TSRI Study Reveals New Clues to How a Successful HIV Vaccine Could Work
Scripps Florida Scientist Awarded $2.5 Million Collaborative Grant to Develop New Diabetes Treatment
Calibr and TSRI Executive Matt Tremblay Receives Biocom Catalyst Award 
Jeffrey Rudolf Receives (K99/R00) NIH Career Transition Award
Scott Henderson Joins TSRI as Director of Microscopy Core Facility



Scripps Florida Scientist Awarded $2.5 Million Collaborative Grant to Develop New Diabetes Treatment

By Eric Sauter

Patrick R. Griffin, co-chair of the Department of Molecular Medicine on the Florida campus of The Scripps Research Institute (TSRI), has been awarded a $2.5 million collaborative grant with Brigham and Women’s Hospital by the National Institute of Diabetes and Digestive and Kidney Diseases, part of the National Institutes of Health (NIH).

The new five-year study seeks to confirm whether the inhibition of a particular protein that plays a role in regulating the body’s response to fat might be a viable target in the treatment of type 2 diabetes.

Griffin and Jorge Plutzky, MD, from Brigham and Women’s Hospital in Boston are co-principal investigators for the five-year multi-PI grant. TSRI’s Theodore Kamenecka, an associate professor in the Department of Molecular Medicine, is a co-investigator on the study.

“This new grant will let us focus on several lead candidates that inhibit a particular protein to confirm that this is a potential target to treat type 2 diabetes,” Griffin said. “These lead compounds came from a high-throughput screen run at Scripps Florida.

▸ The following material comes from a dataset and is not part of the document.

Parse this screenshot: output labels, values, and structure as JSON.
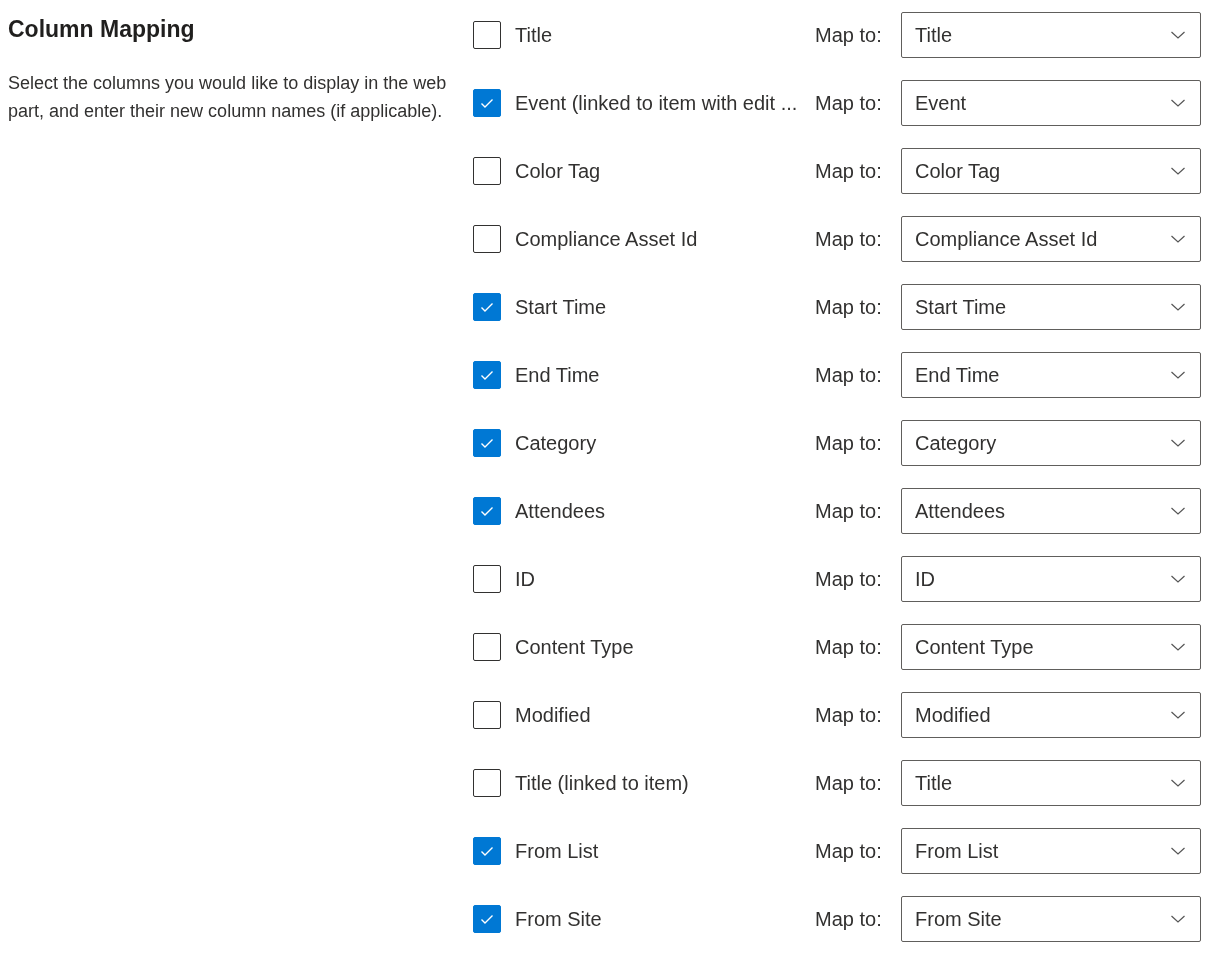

Our strong preliminary evidence supports the idea of targeting fat directly.”

Griffin’s work covers a wide area of diseases ranging from cancer to diabetes to age-related bone loss. But they are all characterized by their impact on human metabolism – and the galaxy of disorders that more often than not occur in clusters: obesity, abnormal cholesterol, high blood pressure and insulin resistance.

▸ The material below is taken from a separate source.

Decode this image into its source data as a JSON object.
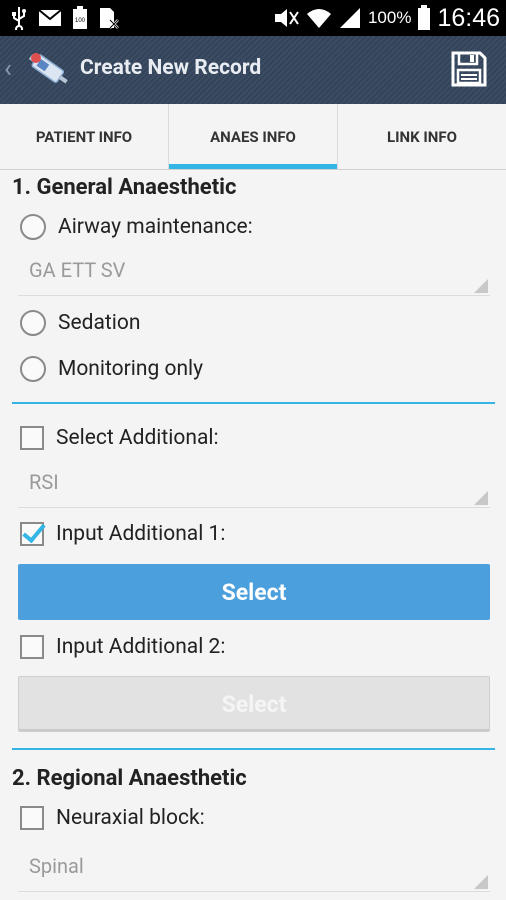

“What we are looking for – what we’ve always looked for – is using chemical biology approaches to create novel therapeutics for the treatment of metabolic disease,” Griffin said. “Our research efforts often complement others because in many metabolic syndromes, like obesity and diabetes, for example, the underlying aspects of the disorders overlap.”

What makes the new grant significant – and something of a milestone – is that Griffin now has five similar grants running simultaneously, several in collaboration with other institutes.

“Four of the five are highly collaborative, something we’re very good at – both within TSRI and with other research organizations,” he said. “It’s been one of the hallmarks of our research program.”

The latest study with Brigham and Women’s Health will focus on what is known as brown adipose tissue or brown fat, which serves as a kind of molecular furnace in humans, generating heat by burning large numbers of fat calories. Brown fat is loaded with mitochondria, the cell’s energy plant, which contain iron and give the fat its red-brown tint; mitochondria use nutrients to produce energy for the cell.

Brown fat is different than white adipose tissue (WAT), which stores energy and can lead to obesity. Studies have shown that brown fat characteristics can be induced in white fat through the inhibition of the protein retinaldehyde dehydrogenase 1 (ALDH1a1), which in turn protects against diet-induced obesity and diabetes.

The number of the grant is 1R01DK107239-01A1.

Send comments to: press[at]